┌─ DATA
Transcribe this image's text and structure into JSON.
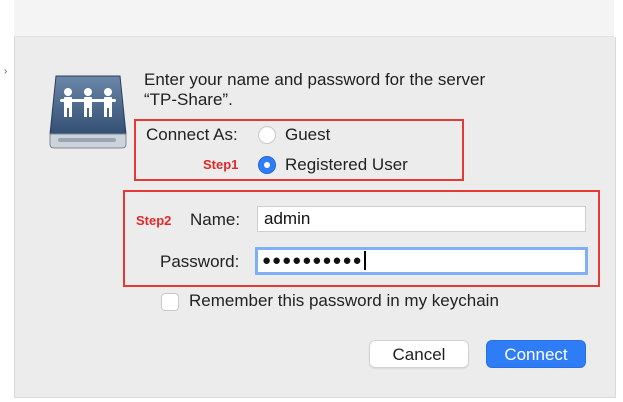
{
  "window": {
    "background": "#ececec"
  },
  "dialog": {
    "prompt_line1": "Enter your name and password for the server",
    "prompt_line2": "“TP-Share”."
  },
  "connect_as": {
    "label": "Connect As:",
    "options": [
      {
        "label": "Guest",
        "selected": false
      },
      {
        "label": "Registered User",
        "selected": true
      }
    ]
  },
  "annotations": {
    "step1": "Step1",
    "step2": "Step2",
    "color": "#e53935"
  },
  "credentials": {
    "name_label": "Name:",
    "name_value": "admin",
    "password_label": "Password:",
    "password_masked": "●●●●●●●●●●"
  },
  "keychain": {
    "label": "Remember this password in my keychain",
    "checked": false
  },
  "buttons": {
    "cancel": "Cancel",
    "connect": "Connect",
    "accent": "#2f7df6"
  },
  "icons": {
    "server": "shared-server-icon"
  }
}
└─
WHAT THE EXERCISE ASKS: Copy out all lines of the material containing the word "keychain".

REPLY:
  "keychain": {
    "label": "Remember this password in my keychain",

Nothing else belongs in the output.